Plant-based foods: a failure also for sustainability  

According to analyst Julian Mellentin, plant-based products also failed to demonstrate sustainability.

Plant-based meat substitutes are one of the biggest failures in food industry history. That is what Julian Mellentin believes, industry expert and author of the report “Failures – and what you can learn from them”. These products are not attracting the majority of consumers. We asked Mellentin if these products only failed with taste and sales or if they have also failed in the environmental aspect. In other words, is there any proof that these plant-based products are more sustainable than meat?

“These products failed to demonstrate their sustainability”, – Mellentin said – “UK’s biggest supermarket chain Tesco, for example, made baseless environmental claims for its plant-based meat substitutes, not holding any evidence concerning the full lifecycle of any of the products in the Plant Chef range. That is what Britain’s advertising regulator found, consequently banning six adverts for Tesco’s plant-based products, saying the supermarket group’s claims regarding their positive benefits to the planet had not been scientifically substantiated and were likely to mislead”.

According to analyst @JulianMellentin, #PlantBased products also failed to demonstrate #Sustainability. Click To Tweet

The Advertising Standards Authority (ASA) expected to see evidence that switching to products in the Plant Chef range would positively affect the environment, as the ads claimed, based on the full life cycle of the Plant Chef burger in comparison with a meat burger. “Actually, Tesco did not hold any evidence about the full lifecycle of any of the burgers featured in the ads”, – Mellentin continued – “And in its report, ASA noted that some plant-based products may contain a combination of ingredients, which may have been subject to complex production processes having a similar or even greater negative environmental impact than a meat-based alternative”.

But on their website, plant-based product giants such as Beyond Meat and Impossible Foods claim that consumers who switch from animal to plant-based protein can “positively affect the planet, the environment, the climate and even ourselves”. And switching to plant-based meats “can be better than getting solar panels, driving an electric car or avoiding plastic straws” when reducing your environmental footprint. “The truth is that everybody has a supply chain, and there is a carbon footprint behind that chain. But neither Beyond Meat nor Impossible Foods discloses the total amount of greenhouse gas emissions across all of its operations, supply chains or consumer waste,” – Mellentin explained – “They also do not disclose the effects of across all of their operations on forests or how much water they use”.

So, even if the dominant narrative from the plant-based industry and the venture capitalists supporting it is that these companies are better for the environment and health, according to Mellentin, it is a black box since so much of what is in these products is undisclosed. “One investor tracking firm gives Beyond Meat a zero regarding sustainability measures. Not to mention the long list of 21 ingredients, including soy as the key component and involved in deforestation issues, coconut oil or vegetables coming from the other side of the world.”

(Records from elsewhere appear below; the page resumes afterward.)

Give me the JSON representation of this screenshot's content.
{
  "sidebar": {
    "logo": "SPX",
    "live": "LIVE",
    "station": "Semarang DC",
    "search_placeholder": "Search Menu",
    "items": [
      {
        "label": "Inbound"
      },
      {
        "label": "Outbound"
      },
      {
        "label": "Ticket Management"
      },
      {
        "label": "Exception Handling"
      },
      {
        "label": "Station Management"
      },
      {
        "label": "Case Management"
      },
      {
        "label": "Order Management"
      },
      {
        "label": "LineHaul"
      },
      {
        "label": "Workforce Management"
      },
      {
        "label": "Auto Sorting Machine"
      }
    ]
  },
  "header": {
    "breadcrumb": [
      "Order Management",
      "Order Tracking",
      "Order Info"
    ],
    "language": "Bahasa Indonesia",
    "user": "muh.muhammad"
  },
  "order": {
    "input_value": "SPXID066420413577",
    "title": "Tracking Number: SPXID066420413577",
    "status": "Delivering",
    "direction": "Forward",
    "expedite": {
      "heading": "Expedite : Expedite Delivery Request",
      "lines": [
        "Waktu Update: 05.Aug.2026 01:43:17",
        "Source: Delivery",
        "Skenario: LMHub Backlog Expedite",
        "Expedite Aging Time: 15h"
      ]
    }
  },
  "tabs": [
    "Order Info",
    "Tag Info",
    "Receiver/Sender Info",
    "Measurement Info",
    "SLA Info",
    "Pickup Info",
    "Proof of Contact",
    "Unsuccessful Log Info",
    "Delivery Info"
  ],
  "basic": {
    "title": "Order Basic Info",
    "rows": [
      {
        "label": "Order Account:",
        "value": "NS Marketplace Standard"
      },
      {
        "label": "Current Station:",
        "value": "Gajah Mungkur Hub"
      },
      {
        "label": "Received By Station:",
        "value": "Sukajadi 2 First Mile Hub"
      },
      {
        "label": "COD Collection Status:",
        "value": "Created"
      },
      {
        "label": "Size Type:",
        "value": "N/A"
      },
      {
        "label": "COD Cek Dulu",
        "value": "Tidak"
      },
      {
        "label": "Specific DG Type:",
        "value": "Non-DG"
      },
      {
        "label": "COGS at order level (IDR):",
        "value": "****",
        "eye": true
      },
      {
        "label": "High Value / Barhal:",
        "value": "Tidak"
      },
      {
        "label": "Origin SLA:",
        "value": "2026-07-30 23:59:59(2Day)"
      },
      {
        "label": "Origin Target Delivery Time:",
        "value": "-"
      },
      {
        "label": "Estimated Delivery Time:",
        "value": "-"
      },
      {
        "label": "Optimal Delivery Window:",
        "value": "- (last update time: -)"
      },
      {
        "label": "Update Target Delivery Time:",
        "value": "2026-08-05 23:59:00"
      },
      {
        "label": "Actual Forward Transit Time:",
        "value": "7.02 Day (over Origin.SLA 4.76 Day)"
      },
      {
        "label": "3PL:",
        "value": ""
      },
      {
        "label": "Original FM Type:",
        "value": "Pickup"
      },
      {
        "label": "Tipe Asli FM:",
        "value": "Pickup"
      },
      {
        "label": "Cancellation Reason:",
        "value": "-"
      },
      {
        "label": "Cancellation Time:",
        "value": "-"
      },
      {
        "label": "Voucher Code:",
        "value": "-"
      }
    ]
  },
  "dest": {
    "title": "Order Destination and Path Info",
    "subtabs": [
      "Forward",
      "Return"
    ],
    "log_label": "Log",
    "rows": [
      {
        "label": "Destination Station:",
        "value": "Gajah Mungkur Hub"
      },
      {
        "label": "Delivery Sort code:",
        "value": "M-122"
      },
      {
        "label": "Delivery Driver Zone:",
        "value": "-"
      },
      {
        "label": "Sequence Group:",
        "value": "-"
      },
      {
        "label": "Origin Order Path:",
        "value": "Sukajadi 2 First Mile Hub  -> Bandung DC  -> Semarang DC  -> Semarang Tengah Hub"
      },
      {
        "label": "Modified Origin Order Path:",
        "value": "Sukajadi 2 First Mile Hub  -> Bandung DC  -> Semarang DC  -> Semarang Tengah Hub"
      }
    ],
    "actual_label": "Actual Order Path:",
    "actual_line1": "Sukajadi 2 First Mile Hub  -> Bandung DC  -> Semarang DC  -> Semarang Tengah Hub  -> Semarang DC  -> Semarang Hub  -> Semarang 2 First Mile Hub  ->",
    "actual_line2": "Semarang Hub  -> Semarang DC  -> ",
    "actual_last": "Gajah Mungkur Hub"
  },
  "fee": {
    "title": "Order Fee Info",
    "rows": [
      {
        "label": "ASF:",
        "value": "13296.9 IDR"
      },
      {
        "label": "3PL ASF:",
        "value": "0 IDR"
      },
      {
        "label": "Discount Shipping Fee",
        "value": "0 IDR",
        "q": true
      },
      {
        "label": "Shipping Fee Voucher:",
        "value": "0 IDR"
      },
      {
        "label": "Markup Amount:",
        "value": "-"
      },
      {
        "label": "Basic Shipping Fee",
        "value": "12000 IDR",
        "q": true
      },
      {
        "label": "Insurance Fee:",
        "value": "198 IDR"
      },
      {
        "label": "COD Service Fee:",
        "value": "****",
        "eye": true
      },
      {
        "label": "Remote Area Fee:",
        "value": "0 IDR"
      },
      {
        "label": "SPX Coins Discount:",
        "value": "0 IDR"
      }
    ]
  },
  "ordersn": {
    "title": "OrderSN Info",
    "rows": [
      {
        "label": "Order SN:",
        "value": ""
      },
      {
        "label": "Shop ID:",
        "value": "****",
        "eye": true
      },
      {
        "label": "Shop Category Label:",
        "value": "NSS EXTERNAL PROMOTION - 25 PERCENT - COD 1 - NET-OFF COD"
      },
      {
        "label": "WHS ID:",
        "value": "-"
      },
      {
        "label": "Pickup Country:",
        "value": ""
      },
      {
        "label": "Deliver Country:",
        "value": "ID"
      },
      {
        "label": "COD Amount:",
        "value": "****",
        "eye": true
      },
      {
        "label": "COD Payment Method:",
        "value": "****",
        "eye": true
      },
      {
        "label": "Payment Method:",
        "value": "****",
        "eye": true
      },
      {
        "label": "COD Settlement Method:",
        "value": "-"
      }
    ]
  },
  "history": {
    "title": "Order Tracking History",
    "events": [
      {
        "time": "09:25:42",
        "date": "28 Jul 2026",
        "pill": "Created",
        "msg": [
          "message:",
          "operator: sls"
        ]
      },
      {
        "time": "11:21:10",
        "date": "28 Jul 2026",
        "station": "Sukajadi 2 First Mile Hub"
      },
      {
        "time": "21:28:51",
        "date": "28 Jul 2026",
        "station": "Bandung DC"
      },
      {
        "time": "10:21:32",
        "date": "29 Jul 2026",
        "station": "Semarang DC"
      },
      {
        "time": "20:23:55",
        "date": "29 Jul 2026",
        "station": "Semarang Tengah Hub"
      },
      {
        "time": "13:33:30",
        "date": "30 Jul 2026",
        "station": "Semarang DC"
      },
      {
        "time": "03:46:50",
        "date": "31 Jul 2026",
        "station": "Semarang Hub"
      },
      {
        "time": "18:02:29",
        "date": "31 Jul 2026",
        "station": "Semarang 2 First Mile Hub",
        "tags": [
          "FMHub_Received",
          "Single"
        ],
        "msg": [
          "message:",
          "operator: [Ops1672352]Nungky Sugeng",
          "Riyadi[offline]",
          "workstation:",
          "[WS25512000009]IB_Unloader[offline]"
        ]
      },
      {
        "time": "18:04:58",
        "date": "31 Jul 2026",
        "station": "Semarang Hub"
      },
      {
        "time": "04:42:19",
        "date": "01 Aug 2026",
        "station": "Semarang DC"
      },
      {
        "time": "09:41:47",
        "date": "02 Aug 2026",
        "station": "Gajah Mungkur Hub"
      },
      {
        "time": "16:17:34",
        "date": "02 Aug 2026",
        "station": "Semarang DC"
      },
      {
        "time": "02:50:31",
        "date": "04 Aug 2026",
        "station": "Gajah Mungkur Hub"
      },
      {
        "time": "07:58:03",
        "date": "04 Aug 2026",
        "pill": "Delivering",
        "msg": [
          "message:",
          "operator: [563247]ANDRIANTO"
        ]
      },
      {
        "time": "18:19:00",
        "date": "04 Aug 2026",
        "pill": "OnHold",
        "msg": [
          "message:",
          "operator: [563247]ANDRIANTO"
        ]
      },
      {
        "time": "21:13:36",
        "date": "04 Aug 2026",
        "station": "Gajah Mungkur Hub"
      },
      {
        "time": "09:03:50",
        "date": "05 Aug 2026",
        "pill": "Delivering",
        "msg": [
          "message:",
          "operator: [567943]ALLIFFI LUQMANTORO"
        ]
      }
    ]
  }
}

Journalist specialized in sustainability, climate change and environmental issues, he writes for various newspapers, magazines and websites. He worked in 2007 at the Center on Sustainable Consumption and Production, born from the collaboration between UNEP and Wuppertal Institut. Graduated in sociology, for years he has been focusing his work on the impacts of food production, starting from those related to animal husbandry and animal production. At the end of 2018 he has published the book “In difesa della carne” (“In defense of meat"), published by Lindau.